**DATA SHOWN:**
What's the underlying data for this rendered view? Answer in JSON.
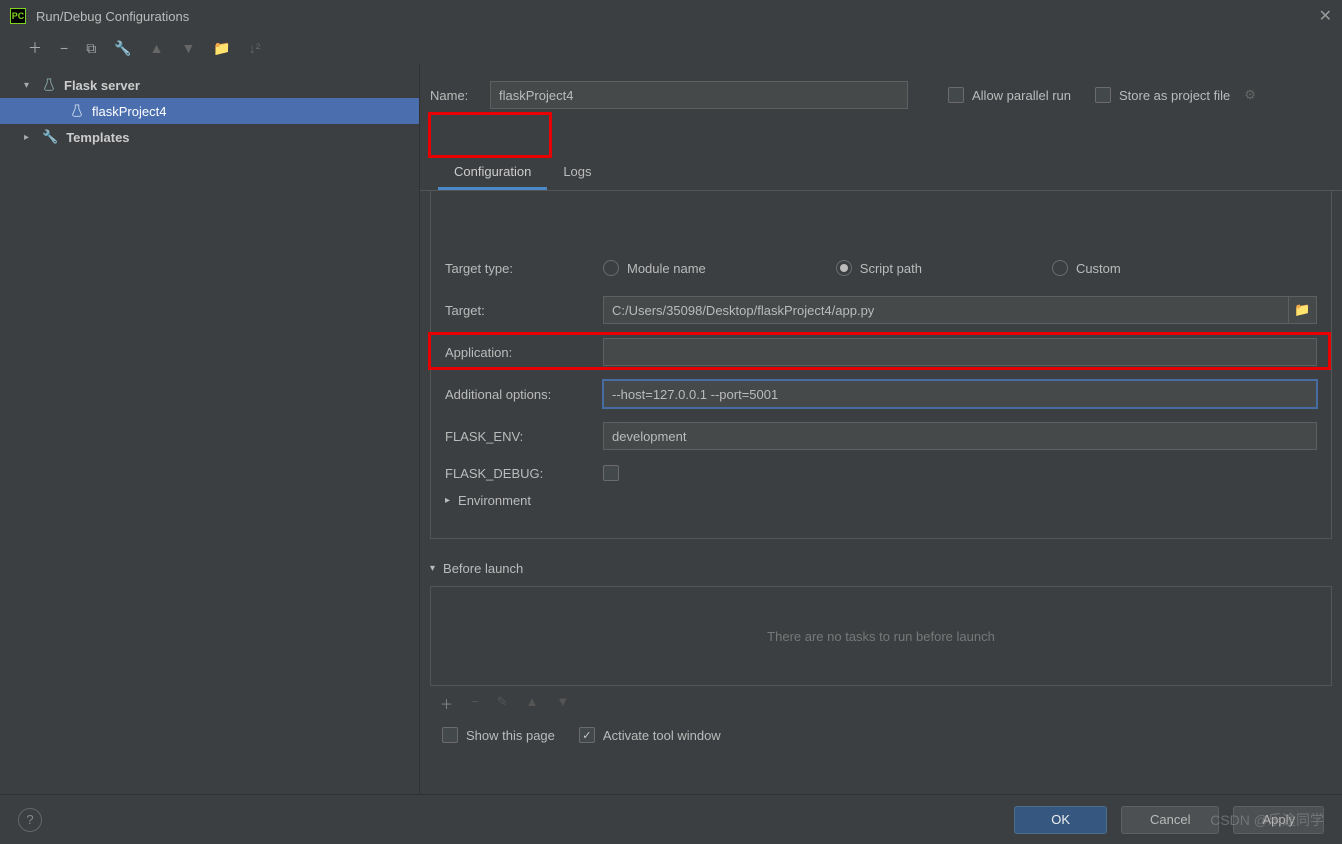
{
  "window": {
    "title": "Run/Debug Configurations"
  },
  "sidebar": {
    "items": [
      {
        "label": "Flask server",
        "type": "group",
        "expanded": true
      },
      {
        "label": "flaskProject4",
        "type": "config",
        "selected": true
      },
      {
        "label": "Templates",
        "type": "group",
        "expanded": false
      }
    ]
  },
  "form": {
    "name_label": "Name:",
    "name_value": "flaskProject4",
    "allow_parallel": "Allow parallel run",
    "store_as_file": "Store as project file"
  },
  "tabs": {
    "configuration": "Configuration",
    "logs": "Logs"
  },
  "fields": {
    "target_type_label": "Target type:",
    "radio_module": "Module name",
    "radio_script": "Script path",
    "radio_custom": "Custom",
    "target_label": "Target:",
    "target_value": "C:/Users/35098/Desktop/flaskProject4/app.py",
    "application_label": "Application:",
    "application_value": "",
    "additional_label": "Additional options:",
    "additional_value": "--host=127.0.0.1 --port=5001",
    "flask_env_label": "FLASK_ENV:",
    "flask_env_value": "development",
    "flask_debug_label": "FLASK_DEBUG:",
    "environment_label": "Environment"
  },
  "before": {
    "header": "Before launch",
    "empty": "There are no tasks to run before launch"
  },
  "footer": {
    "show_page": "Show this page",
    "activate_tool": "Activate tool window"
  },
  "buttons": {
    "ok": "OK",
    "cancel": "Cancel",
    "apply": "Apply"
  },
  "watermark": "CSDN @乐途同学"
}
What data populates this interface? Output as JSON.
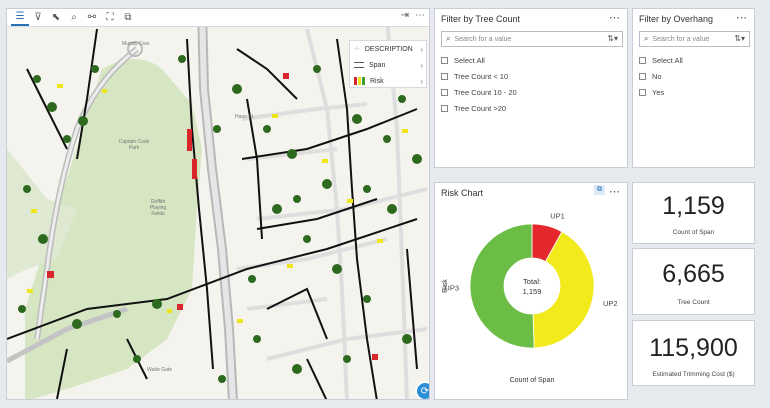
{
  "map": {
    "street_labels": [
      "Murray Cres",
      "Hann St",
      "Captain Cook Park",
      "Griffith Playing Fields",
      "Wade Gate"
    ],
    "legend": {
      "description_label": "DESCRIPTION",
      "items": [
        {
          "label": "Span",
          "colors": [
            "#555555"
          ]
        },
        {
          "label": "Risk",
          "colors": [
            "#d9262c",
            "#efe51d",
            "#3d9e34"
          ]
        }
      ]
    },
    "toolbar_tools": [
      "legend-icon",
      "filter-icon",
      "select-icon",
      "zoom-icon",
      "network-icon",
      "fullscreen-icon",
      "extent-icon"
    ]
  },
  "filters": [
    {
      "title": "Filter by Tree Count",
      "search_placeholder": "Search for a value",
      "options": [
        "Select All",
        "Tree Count < 10",
        "Tree Count 10 - 20",
        "Tree Count >20"
      ]
    },
    {
      "title": "Filter by Overhang",
      "search_placeholder": "Search for a value",
      "options": [
        "Select All",
        "No",
        "Yes"
      ]
    }
  ],
  "risk_chart": {
    "title": "Risk Chart",
    "center_label": "Total:",
    "center_value": "1,159",
    "chart_data": {
      "type": "pie",
      "donut": true,
      "title": "Risk Chart",
      "xlabel": "Count of Span",
      "ylabel": "Risk",
      "categories": [
        "UP1",
        "UP2",
        "UP3"
      ],
      "values": [
        93,
        480,
        586
      ],
      "colors": [
        "#e5282e",
        "#f2ea1b",
        "#6cbd45"
      ]
    }
  },
  "kpis": [
    {
      "value": "1,159",
      "label": "Count of Span"
    },
    {
      "value": "6,665",
      "label": "Tree Count"
    },
    {
      "value": "115,900",
      "label": "Estimated Trimming Cost ($)"
    }
  ]
}
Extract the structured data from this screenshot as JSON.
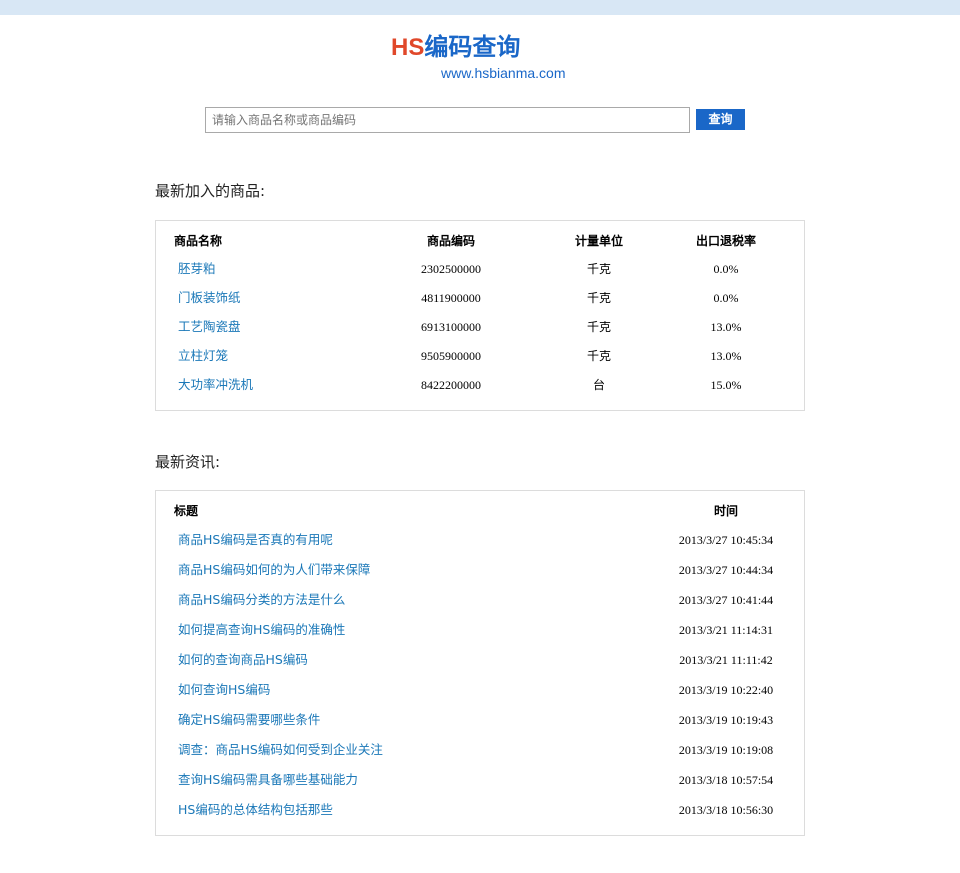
{
  "header": {
    "logo_hs": "HS",
    "logo_cn": "编码查询",
    "url": "www.hsbianma.com"
  },
  "search": {
    "placeholder": "请输入商品名称或商品编码",
    "button_label": "查询"
  },
  "products": {
    "heading": "最新加入的商品:",
    "columns": [
      "商品名称",
      "商品编码",
      "计量单位",
      "出口退税率"
    ],
    "rows": [
      {
        "name": "胚芽粕",
        "code": "2302500000",
        "unit": "千克",
        "rate": "0.0%"
      },
      {
        "name": "门板装饰纸",
        "code": "4811900000",
        "unit": "千克",
        "rate": "0.0%"
      },
      {
        "name": "工艺陶瓷盘",
        "code": "6913100000",
        "unit": "千克",
        "rate": "13.0%"
      },
      {
        "name": "立柱灯笼",
        "code": "9505900000",
        "unit": "千克",
        "rate": "13.0%"
      },
      {
        "name": "大功率冲洗机",
        "code": "8422200000",
        "unit": "台",
        "rate": "15.0%"
      }
    ]
  },
  "news": {
    "heading": "最新资讯:",
    "columns": [
      "标题",
      "时间"
    ],
    "rows": [
      {
        "title": "商品HS编码是否真的有用呢",
        "time": "2013/3/27 10:45:34"
      },
      {
        "title": "商品HS编码如何的为人们带来保障",
        "time": "2013/3/27 10:44:34"
      },
      {
        "title": "商品HS编码分类的方法是什么",
        "time": "2013/3/27 10:41:44"
      },
      {
        "title": "如何提高查询HS编码的准确性",
        "time": "2013/3/21 11:14:31"
      },
      {
        "title": "如何的查询商品HS编码",
        "time": "2013/3/21 11:11:42"
      },
      {
        "title": "如何查询HS编码",
        "time": "2013/3/19 10:22:40"
      },
      {
        "title": "确定HS编码需要哪些条件",
        "time": "2013/3/19 10:19:43"
      },
      {
        "title": "调查：商品HS编码如何受到企业关注",
        "time": "2013/3/19 10:19:08"
      },
      {
        "title": "查询HS编码需具备哪些基础能力",
        "time": "2013/3/18 10:57:54"
      },
      {
        "title": "HS编码的总体结构包括那些",
        "time": "2013/3/18 10:56:30"
      }
    ]
  }
}
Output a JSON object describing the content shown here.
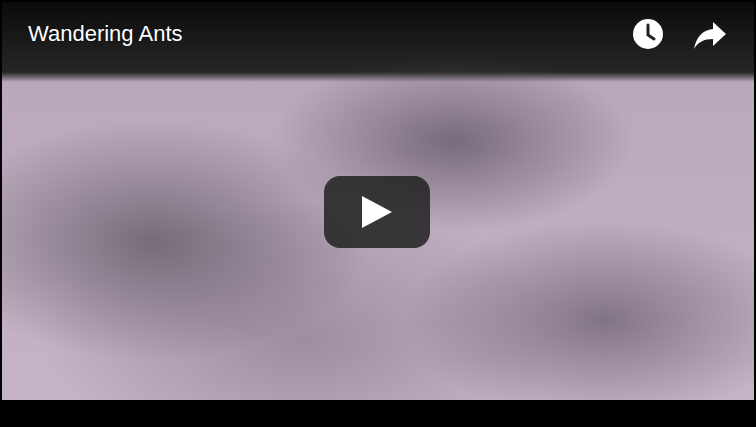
{
  "player": {
    "title": "Wandering Ants"
  }
}
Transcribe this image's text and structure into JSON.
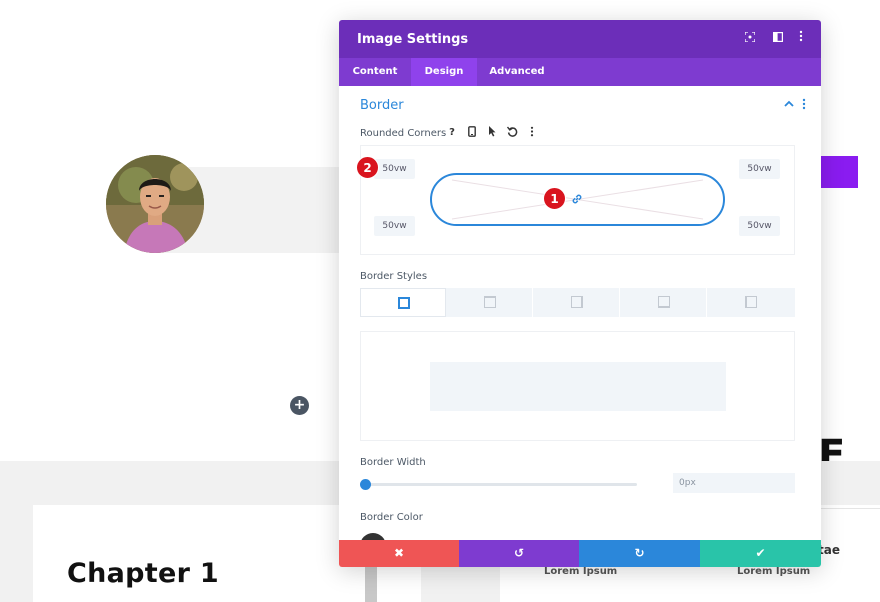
{
  "background": {
    "chapter_title": "Chapter 1",
    "big_letter": "E",
    "partial_text": "tae",
    "lorem_1": "Lorem Ipsum",
    "lorem_2": "Lorem Ipsum",
    "add_glyph": "+"
  },
  "modal": {
    "title": "Image Settings",
    "header_icons": [
      "fullscreen-icon",
      "split-view-icon",
      "more-icon"
    ],
    "tabs": [
      {
        "label": "Content",
        "active": false
      },
      {
        "label": "Design",
        "active": true
      },
      {
        "label": "Advanced",
        "active": false
      }
    ],
    "section": {
      "title": "Border",
      "rounded_corners": {
        "label": "Rounded Corners",
        "help_glyph": "?",
        "top_left": "50vw",
        "top_right": "50vw",
        "bottom_left": "50vw",
        "bottom_right": "50vw"
      },
      "border_styles": {
        "label": "Border Styles",
        "options": [
          "all",
          "top",
          "right",
          "bottom",
          "left"
        ],
        "selected": "all"
      },
      "border_width": {
        "label": "Border Width",
        "value": "0px"
      },
      "border_color": {
        "label": "Border Color"
      }
    },
    "badges": [
      "1",
      "2"
    ],
    "footer": {
      "cancel": "✖",
      "undo": "↺",
      "redo": "↻",
      "save": "✔"
    }
  },
  "colors": {
    "header_purple": "#6c2eb9",
    "tab_purple": "#7e3bd0",
    "active_tab": "#8f42ec",
    "accent_blue": "#2b87da",
    "badge_red": "#d9141e",
    "cancel_red": "#ef5555",
    "undo_purple": "#7e3bd0",
    "redo_blue": "#2b87da",
    "save_green": "#29c4a9"
  }
}
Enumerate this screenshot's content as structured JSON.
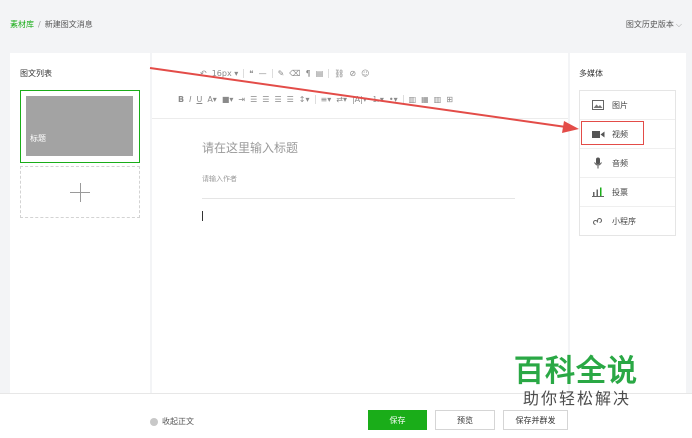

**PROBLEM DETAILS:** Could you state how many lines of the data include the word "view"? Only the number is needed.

**WRITTEN ANSWER:** 2